=== Description of the task ===
Scan the entries below for the word "selected" and copy every line in which it occurs.

(Excerpts from an interface dataset)
--------
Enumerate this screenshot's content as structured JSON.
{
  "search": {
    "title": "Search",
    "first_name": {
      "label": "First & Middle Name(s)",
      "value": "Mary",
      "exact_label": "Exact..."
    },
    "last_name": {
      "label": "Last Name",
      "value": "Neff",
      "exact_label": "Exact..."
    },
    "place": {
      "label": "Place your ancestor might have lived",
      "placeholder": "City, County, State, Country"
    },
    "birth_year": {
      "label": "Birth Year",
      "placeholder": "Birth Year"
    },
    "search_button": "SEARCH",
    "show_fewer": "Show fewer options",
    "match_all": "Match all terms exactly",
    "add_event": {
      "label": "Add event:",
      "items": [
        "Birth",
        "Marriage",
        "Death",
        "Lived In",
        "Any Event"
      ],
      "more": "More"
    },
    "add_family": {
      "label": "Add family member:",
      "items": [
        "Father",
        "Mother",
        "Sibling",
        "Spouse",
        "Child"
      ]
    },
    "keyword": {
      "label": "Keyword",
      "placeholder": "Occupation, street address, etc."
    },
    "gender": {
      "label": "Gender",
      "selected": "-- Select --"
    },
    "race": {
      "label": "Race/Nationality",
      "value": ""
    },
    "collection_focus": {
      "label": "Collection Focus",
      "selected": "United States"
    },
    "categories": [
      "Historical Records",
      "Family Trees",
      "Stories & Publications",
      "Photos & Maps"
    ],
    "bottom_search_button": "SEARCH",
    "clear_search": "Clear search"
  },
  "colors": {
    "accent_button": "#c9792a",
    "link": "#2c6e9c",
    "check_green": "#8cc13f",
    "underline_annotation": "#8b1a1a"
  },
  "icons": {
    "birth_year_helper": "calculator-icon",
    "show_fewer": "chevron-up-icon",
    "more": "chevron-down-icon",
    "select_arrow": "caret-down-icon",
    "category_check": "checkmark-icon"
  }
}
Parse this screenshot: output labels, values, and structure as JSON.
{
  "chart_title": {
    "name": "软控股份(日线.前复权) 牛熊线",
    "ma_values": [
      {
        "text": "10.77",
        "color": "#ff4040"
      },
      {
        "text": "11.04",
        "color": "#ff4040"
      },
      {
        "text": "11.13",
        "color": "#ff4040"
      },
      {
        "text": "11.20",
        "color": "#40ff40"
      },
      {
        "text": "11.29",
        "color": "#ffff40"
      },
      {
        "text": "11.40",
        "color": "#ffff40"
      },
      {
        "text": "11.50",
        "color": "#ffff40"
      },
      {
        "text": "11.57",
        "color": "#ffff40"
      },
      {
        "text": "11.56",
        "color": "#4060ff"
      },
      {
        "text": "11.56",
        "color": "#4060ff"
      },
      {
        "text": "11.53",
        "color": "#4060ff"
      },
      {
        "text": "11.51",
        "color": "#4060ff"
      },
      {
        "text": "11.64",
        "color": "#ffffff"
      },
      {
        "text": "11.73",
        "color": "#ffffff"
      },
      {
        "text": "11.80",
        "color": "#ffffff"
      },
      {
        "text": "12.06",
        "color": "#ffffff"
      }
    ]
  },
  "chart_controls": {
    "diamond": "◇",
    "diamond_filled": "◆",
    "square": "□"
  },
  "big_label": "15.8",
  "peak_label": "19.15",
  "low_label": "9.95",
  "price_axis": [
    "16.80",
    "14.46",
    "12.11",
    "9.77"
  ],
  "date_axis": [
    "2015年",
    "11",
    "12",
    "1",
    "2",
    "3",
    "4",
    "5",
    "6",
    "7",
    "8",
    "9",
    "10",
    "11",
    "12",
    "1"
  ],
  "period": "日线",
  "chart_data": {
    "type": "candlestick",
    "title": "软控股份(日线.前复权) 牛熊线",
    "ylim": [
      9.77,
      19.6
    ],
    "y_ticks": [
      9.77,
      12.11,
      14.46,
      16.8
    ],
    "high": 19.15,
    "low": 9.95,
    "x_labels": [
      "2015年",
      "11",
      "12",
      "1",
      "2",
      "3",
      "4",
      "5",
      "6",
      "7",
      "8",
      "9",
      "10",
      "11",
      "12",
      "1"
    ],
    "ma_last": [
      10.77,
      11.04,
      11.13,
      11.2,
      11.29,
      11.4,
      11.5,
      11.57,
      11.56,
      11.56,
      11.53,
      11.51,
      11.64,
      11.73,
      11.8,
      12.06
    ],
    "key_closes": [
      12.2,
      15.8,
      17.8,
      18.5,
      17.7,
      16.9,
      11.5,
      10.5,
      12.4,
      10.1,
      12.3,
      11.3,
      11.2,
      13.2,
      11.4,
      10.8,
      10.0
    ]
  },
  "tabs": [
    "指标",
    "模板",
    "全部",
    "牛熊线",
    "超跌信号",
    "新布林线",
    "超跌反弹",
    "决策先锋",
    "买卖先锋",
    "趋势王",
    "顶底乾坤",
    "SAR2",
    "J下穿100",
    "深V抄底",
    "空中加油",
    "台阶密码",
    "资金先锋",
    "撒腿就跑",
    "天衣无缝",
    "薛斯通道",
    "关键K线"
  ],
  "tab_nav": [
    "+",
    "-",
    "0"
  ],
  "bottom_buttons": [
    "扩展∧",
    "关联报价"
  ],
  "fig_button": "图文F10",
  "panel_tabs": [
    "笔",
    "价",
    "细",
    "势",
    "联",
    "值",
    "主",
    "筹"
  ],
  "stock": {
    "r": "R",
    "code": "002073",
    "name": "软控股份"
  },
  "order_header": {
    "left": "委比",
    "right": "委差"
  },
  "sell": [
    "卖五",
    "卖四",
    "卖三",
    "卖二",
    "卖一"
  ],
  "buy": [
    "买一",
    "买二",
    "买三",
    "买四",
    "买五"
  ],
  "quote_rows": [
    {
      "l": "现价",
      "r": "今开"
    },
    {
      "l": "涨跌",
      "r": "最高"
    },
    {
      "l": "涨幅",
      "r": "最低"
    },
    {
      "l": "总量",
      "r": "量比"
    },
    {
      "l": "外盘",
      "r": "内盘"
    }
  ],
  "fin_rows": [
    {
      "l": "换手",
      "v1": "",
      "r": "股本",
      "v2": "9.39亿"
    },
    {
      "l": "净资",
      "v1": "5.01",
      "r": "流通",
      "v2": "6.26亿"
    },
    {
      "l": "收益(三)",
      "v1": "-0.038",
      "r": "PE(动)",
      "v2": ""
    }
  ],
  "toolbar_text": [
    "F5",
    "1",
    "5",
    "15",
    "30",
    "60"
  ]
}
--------
=== Output below ===
      "selected": "-- Select --"
      "selected": "United States"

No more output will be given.